Basic Text Search

You can perform basic text searching for words and phrases in a document repository stored in a column of a table.

In traditional relational database systems, you must use a LIKE or MATCHES condition to search for text data and use the database server to perform the search. HCL OneDB™ uses the open source CLucene text search package to perform basic text searches. This text search package and its associated functions, known as the text search engine, is specifically designed to perform fast retrieval and automatic indexing of text data. The text search engine runs in virtual processors that are controlled by the database server.

To perform basic text searches, you create a bts index on one or more text columns and then use the bts_contains() search predicate function to query the text data.

You can configure how to index the text data by specifying an analyzer. Each analyzer uses different criteria to index the data. By default the Standard analyzer is used.

You can specify synonyms for data that has multiple words for the same information, for example, proper names with multiple spellings. You can use canonical mapping to create a static list of synonyms. You can create a thesaurus with synonyms that you can update dynamically.

To search for words and phrases you use a predicate called bts_contains() that instructs the database server to call the text search engine to perform the search.

For example, to search for the string century in the column brands in the table products you use the following statement:
SELECT id FROM products 
WHERE bts_contains(brands, 'century');

The search predicate takes a variety of arguments to make the search more detailed than one using a LIKE condition.
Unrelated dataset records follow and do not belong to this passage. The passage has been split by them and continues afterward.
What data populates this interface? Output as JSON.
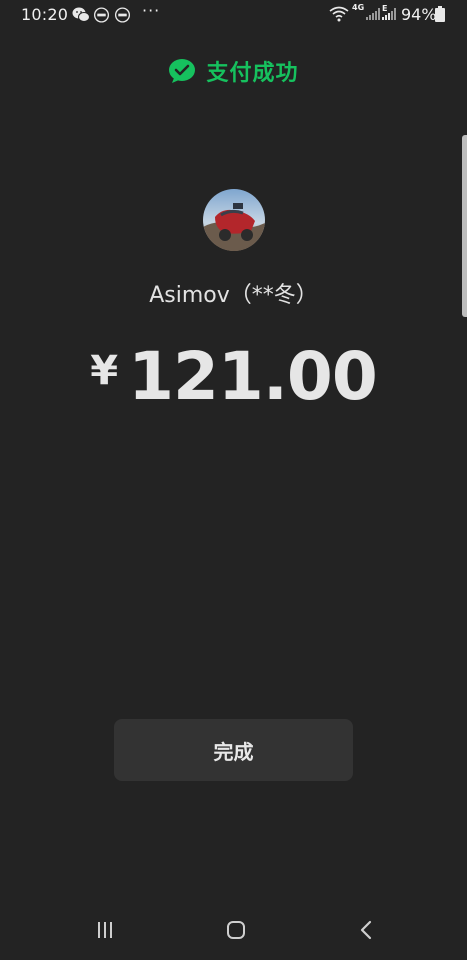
{
  "status_bar": {
    "time": "10:20",
    "more": "···",
    "network_4g": "4G",
    "network_e": "E",
    "battery_percent": "94%",
    "notification_icons": [
      "wechat-icon",
      "idm-icon",
      "idm-icon"
    ],
    "status_icons": [
      "wifi-icon",
      "signal-icon",
      "signal-icon",
      "battery-icon"
    ]
  },
  "header": {
    "title": "支付成功",
    "accent_color": "#16c15e"
  },
  "payee": {
    "name": "Asimov（**冬）"
  },
  "payment": {
    "currency_symbol": "¥",
    "amount": "121.00"
  },
  "actions": {
    "done_label": "完成"
  },
  "nav_bar": {
    "buttons": [
      "recent-apps-icon",
      "home-icon",
      "back-icon"
    ]
  },
  "colors": {
    "background": "#232323",
    "button": "#333333",
    "text": "#e6e6e6"
  }
}
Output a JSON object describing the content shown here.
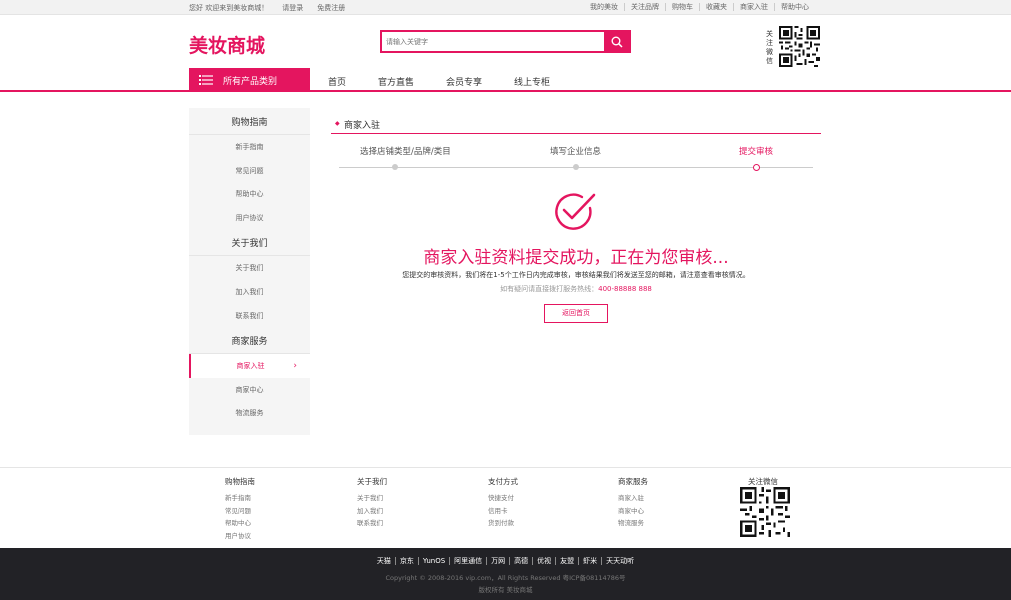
{
  "topbar": {
    "welcome": "您好 欢迎来到美妆商城！",
    "login": "请登录",
    "register": "免费注册",
    "links": [
      "我的美妆",
      "关注品牌",
      "购物车",
      "收藏夹",
      "商家入驻",
      "帮助中心"
    ]
  },
  "header": {
    "logo": "美妆商城",
    "search_placeholder": "请输入关键字",
    "follow_wechat": "关注微信"
  },
  "nav": {
    "all_categories": "所有产品类别",
    "links": [
      "首页",
      "官方直售",
      "会员专享",
      "线上专柜"
    ]
  },
  "sidebar": {
    "sections": [
      {
        "title": "购物指南",
        "items": [
          "新手指南",
          "常见问题",
          "帮助中心",
          "用户协议"
        ]
      },
      {
        "title": "关于我们",
        "items": [
          "关于我们",
          "加入我们",
          "联系我们"
        ]
      },
      {
        "title": "商家服务",
        "items": [
          "商家入驻",
          "商家中心",
          "物流服务"
        ]
      }
    ],
    "active_item": "商家入驻"
  },
  "main": {
    "section_title": "商家入驻",
    "steps": [
      "选择店铺类型/品牌/类目",
      "填写企业信息",
      "提交审核"
    ],
    "current_step": 3,
    "success_title": "商家入驻资料提交成功，正在为您审核...",
    "success_desc": "您提交的审核资料，我们将在1-5个工作日内完成审核，审核结果我们将发送至您的邮箱，请注意查看审核情况。",
    "hotline_label": "如有疑问请直接拨打服务热线：",
    "hotline_number": "400-88888 888",
    "back_button": "返回首页"
  },
  "footer": {
    "columns": [
      {
        "title": "购物指南",
        "items": [
          "新手指南",
          "常见问题",
          "帮助中心",
          "用户协议"
        ]
      },
      {
        "title": "关于我们",
        "items": [
          "关于我们",
          "加入我们",
          "联系我们"
        ]
      },
      {
        "title": "支付方式",
        "items": [
          "快捷支付",
          "信用卡",
          "货到付款"
        ]
      },
      {
        "title": "商家服务",
        "items": [
          "商家入驻",
          "商家中心",
          "物流服务"
        ]
      }
    ],
    "qr_title": "关注微信",
    "partners": [
      "天猫",
      "京东",
      "YunOS",
      "阿里通信",
      "万网",
      "高德",
      "优视",
      "友盟",
      "虾米",
      "天天动听"
    ],
    "copyright": "Copyright © 2008-2016 vip.com，All Rights Reserved 粤ICP备08114786号",
    "rights": "版权所有  美妆商城"
  },
  "colors": {
    "accent": "#e4155f",
    "footer_bg": "#222226",
    "sidebar_bg": "#f5f5f5"
  }
}
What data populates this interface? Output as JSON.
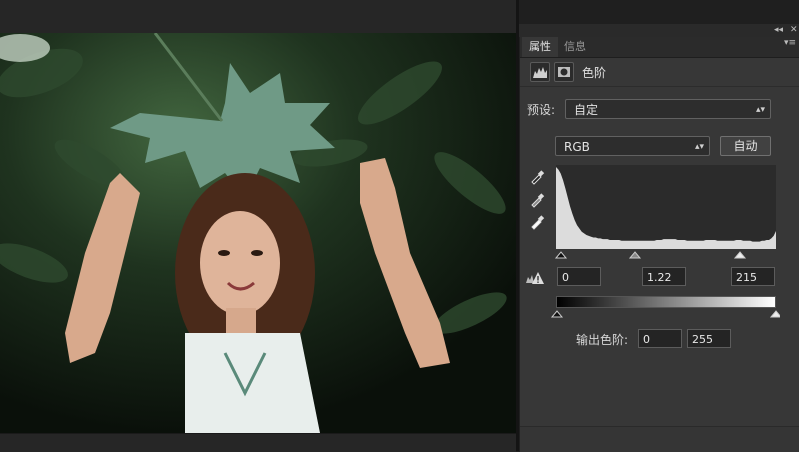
{
  "panel": {
    "collapse_icon": "◂◂",
    "close_icon": "✕",
    "menu_icon": "▾≡",
    "tabs": [
      {
        "label": "属性",
        "active": true
      },
      {
        "label": "信息",
        "active": false
      }
    ],
    "title": "色阶",
    "preset_label": "预设:",
    "preset_value": "自定",
    "channel_value": "RGB",
    "auto_label": "自动",
    "input_levels": {
      "black": "0",
      "gamma": "1.22",
      "white": "215"
    },
    "output_label": "输出色阶:",
    "output_levels": {
      "black": "0",
      "white": "255"
    },
    "histogram_profile": [
      100,
      97,
      92,
      84,
      74,
      63,
      52,
      43,
      35,
      29,
      25,
      21,
      19,
      17,
      16,
      15,
      14,
      14,
      13,
      13,
      12,
      12,
      12,
      11,
      11,
      11,
      11,
      11,
      10,
      10,
      10,
      10,
      10,
      10,
      10,
      10,
      10,
      10,
      10,
      10,
      10,
      10,
      10,
      11,
      11,
      11,
      12,
      12,
      12,
      12,
      12,
      12,
      11,
      11,
      11,
      11,
      10,
      10,
      10,
      10,
      10,
      10,
      10,
      10,
      11,
      11,
      11,
      11,
      11,
      10,
      10,
      10,
      10,
      10,
      10,
      10,
      10,
      11,
      11,
      11,
      10,
      10,
      10,
      10,
      9,
      9,
      9,
      9,
      10,
      10,
      11,
      11,
      13,
      16,
      22
    ]
  }
}
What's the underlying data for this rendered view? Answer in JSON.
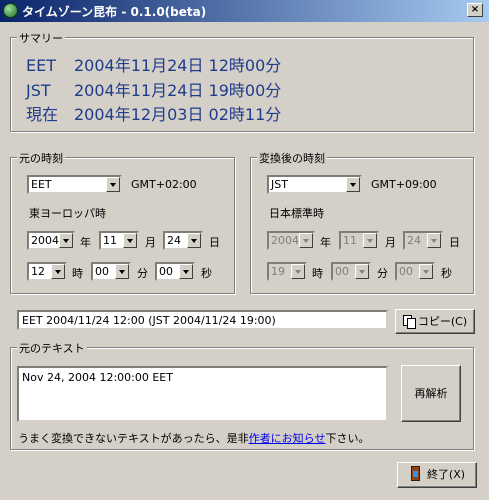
{
  "window": {
    "title": "タイムゾーン昆布 - 0.1.0(beta)",
    "close_label": "×"
  },
  "summary": {
    "legend": "サマリー",
    "lines": [
      {
        "label": "EET",
        "value": "2004年11月24日 12時00分"
      },
      {
        "label": "JST",
        "value": "2004年11月24日 19時00分"
      },
      {
        "label": "現在",
        "value": "2004年12月03日 02時11分"
      }
    ]
  },
  "source": {
    "legend": "元の時刻",
    "timezone": "EET",
    "offset": "GMT+02:00",
    "tz_name": "東ヨーロッパ時",
    "year": "2004",
    "year_unit": "年",
    "month": "11",
    "month_unit": "月",
    "day": "24",
    "day_unit": "日",
    "hour": "12",
    "hour_unit": "時",
    "minute": "00",
    "minute_unit": "分",
    "second": "00",
    "second_unit": "秒"
  },
  "target": {
    "legend": "変換後の時刻",
    "timezone": "JST",
    "offset": "GMT+09:00",
    "tz_name": "日本標準時",
    "year": "2004",
    "year_unit": "年",
    "month": "11",
    "month_unit": "月",
    "day": "24",
    "day_unit": "日",
    "hour": "19",
    "hour_unit": "時",
    "minute": "00",
    "minute_unit": "分",
    "second": "00",
    "second_unit": "秒"
  },
  "result": {
    "text": "EET 2004/11/24 12:00 (JST 2004/11/24 19:00)",
    "copy_label": "コピー(C)"
  },
  "source_text": {
    "legend": "元のテキスト",
    "value": "Nov 24, 2004 12:00:00 EET",
    "reparse_label": "再解析",
    "note_before": "うまく変換できないテキストがあったら、是非",
    "note_link": "作者にお知らせ",
    "note_after": "下さい。"
  },
  "footer": {
    "exit_label": "終了(X)"
  }
}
Search strategies include single and multiple character wildcard searches, fuzzy and proximity searches, AND, OR and NOT Boolean operations, range options, and term-boosting.

If you store XML, JSON, or BSON documents, you can create customized structured indexes so that you can search columns by XML tags, attributes, and paths, or JSON fields, values, and paths. Customize the index with XML or JSON index parameters.

You can search for unstructured text or, if you use XML index parameters, you can search columns with XML documents by tags, attributes, or XML paths.

You can use basic text search functions to perform maintenance tasks, such as compacting the bts index and obtaining the list of indexed field names.